Search the data for the string "JSON", and report each line where it is found.

#### Provided data
= Beginning of Section =

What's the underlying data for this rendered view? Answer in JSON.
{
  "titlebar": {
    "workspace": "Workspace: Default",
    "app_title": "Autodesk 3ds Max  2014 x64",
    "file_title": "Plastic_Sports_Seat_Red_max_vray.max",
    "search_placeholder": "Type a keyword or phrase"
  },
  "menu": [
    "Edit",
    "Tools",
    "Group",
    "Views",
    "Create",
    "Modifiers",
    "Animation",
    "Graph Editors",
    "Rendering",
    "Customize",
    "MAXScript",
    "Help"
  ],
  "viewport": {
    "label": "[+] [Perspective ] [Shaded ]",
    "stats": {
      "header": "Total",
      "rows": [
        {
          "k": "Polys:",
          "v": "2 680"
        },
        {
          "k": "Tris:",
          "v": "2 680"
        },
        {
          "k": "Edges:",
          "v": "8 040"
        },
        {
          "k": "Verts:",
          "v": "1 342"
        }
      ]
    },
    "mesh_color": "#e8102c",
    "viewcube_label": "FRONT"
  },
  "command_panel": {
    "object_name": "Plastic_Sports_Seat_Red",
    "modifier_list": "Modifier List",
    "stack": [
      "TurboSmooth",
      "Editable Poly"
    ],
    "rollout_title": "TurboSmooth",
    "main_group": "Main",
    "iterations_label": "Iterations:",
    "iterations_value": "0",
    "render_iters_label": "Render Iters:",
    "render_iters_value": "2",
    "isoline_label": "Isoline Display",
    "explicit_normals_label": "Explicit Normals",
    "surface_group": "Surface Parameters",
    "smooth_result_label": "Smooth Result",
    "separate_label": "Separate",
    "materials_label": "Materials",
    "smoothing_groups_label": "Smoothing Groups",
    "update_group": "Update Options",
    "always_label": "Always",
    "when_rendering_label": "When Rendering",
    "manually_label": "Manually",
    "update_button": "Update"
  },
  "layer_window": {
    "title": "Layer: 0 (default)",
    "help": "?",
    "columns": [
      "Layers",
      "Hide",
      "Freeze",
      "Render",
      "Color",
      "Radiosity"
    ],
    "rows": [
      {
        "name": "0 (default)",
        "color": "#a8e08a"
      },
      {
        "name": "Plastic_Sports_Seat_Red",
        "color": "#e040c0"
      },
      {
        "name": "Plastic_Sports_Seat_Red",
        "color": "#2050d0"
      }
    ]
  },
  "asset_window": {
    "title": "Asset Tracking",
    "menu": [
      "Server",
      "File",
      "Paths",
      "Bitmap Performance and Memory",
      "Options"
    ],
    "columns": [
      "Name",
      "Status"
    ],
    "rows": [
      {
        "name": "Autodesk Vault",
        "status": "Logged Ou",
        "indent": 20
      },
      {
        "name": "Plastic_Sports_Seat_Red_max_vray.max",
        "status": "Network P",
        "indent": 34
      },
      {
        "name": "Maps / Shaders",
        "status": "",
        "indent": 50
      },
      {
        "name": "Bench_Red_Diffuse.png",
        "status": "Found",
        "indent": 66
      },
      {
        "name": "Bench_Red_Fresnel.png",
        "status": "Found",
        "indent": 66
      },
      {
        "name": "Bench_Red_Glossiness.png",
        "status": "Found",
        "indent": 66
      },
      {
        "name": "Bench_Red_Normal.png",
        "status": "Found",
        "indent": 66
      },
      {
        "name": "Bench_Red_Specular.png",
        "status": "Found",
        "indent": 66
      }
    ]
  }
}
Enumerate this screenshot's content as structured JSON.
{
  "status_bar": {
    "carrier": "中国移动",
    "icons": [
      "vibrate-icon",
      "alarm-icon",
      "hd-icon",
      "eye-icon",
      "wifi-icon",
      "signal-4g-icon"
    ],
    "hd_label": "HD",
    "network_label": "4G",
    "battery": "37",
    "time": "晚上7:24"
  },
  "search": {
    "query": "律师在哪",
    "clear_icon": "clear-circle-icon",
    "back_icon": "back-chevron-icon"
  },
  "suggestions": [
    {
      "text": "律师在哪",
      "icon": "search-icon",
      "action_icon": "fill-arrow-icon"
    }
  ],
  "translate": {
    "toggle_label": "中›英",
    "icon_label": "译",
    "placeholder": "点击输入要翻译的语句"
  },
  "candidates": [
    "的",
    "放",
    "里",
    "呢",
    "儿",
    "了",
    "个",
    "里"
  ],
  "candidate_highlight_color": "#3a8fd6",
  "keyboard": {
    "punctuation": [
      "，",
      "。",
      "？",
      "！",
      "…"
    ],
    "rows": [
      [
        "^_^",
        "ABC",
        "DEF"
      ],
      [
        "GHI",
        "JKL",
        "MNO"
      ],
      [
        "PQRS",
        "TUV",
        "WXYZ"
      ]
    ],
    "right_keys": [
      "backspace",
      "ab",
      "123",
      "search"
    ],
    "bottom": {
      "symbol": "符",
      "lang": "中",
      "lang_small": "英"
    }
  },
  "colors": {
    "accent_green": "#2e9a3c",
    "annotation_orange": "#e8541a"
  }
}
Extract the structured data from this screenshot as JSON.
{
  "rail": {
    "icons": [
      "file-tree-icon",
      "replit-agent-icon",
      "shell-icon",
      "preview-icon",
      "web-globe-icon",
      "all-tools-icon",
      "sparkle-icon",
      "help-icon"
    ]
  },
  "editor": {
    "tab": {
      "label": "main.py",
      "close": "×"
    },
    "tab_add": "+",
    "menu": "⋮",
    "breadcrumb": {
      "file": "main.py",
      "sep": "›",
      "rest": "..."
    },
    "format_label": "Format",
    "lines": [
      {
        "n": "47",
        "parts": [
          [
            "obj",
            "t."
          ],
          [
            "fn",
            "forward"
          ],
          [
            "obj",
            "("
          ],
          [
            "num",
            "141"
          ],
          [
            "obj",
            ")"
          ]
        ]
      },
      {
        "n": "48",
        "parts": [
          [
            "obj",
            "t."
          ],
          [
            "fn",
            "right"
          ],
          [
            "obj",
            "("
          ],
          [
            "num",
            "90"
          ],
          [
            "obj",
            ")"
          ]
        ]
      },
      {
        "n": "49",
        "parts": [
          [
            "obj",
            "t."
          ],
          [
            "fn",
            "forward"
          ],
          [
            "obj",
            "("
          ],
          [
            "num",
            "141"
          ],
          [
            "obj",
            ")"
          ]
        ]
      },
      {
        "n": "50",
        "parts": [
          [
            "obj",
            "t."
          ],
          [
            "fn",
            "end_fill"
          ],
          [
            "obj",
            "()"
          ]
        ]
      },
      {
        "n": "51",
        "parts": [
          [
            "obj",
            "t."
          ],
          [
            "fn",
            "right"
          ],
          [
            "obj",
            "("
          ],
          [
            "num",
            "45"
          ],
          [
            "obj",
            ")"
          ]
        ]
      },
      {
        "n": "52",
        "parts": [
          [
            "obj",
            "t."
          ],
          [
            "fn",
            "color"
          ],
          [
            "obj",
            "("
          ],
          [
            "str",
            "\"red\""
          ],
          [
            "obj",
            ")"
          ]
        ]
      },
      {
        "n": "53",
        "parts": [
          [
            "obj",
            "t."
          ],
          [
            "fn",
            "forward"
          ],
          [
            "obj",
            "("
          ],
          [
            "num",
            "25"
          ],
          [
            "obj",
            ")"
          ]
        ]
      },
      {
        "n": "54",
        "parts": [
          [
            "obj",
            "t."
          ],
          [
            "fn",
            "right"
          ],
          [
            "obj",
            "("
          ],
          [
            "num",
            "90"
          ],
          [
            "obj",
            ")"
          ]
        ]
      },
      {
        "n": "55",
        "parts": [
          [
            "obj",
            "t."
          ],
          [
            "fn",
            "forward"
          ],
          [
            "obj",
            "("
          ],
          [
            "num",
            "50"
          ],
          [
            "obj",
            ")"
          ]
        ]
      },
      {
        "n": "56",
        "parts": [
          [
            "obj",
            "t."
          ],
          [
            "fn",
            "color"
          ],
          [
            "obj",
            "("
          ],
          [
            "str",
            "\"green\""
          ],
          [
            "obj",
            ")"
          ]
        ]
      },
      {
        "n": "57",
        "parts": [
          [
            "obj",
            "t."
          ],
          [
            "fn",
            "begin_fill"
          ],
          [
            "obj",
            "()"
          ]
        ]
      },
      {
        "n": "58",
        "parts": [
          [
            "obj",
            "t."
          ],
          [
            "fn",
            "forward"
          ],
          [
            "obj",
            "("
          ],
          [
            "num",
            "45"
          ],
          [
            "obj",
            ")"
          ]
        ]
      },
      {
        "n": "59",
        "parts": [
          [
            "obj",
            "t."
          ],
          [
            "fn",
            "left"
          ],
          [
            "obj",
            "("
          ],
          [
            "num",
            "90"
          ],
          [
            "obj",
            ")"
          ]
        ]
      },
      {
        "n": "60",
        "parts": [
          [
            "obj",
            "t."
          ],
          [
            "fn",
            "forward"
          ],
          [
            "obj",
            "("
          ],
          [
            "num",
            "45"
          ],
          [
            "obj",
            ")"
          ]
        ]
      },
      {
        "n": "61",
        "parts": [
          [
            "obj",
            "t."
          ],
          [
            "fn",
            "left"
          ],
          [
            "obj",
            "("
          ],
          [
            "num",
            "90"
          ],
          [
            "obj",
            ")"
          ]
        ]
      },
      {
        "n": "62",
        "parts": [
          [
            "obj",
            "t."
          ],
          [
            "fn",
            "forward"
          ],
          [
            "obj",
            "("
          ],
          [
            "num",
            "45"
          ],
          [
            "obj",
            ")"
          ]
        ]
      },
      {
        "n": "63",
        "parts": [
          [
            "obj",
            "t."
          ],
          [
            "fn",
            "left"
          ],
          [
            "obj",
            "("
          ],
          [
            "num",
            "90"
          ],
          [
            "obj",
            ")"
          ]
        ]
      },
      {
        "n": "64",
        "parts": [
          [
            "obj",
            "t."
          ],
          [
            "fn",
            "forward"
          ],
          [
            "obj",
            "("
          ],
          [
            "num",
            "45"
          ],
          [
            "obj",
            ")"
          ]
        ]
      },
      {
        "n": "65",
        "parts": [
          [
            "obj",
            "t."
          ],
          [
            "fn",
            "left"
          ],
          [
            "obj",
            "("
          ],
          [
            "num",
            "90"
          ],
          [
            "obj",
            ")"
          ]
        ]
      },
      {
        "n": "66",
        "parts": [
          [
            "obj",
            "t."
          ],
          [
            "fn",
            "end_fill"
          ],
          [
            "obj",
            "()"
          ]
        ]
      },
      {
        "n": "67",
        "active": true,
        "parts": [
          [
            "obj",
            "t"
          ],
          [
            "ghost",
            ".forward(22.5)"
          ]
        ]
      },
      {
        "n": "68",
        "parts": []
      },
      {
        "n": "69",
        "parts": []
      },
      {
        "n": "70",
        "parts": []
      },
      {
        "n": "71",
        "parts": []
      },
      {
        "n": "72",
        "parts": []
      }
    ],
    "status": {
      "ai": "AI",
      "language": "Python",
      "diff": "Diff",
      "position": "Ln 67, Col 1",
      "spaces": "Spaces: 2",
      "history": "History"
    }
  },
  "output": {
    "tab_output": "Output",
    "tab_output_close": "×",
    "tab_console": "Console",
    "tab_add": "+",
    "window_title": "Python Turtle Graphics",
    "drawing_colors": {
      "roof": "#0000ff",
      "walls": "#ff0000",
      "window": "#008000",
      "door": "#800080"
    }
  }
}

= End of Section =

#### Task solution
What's the underlying data for this rendered view? Answer in JSON.
Enumerate this screenshot's content as structured JSON.
Extract the structured data from this screenshot as JSON.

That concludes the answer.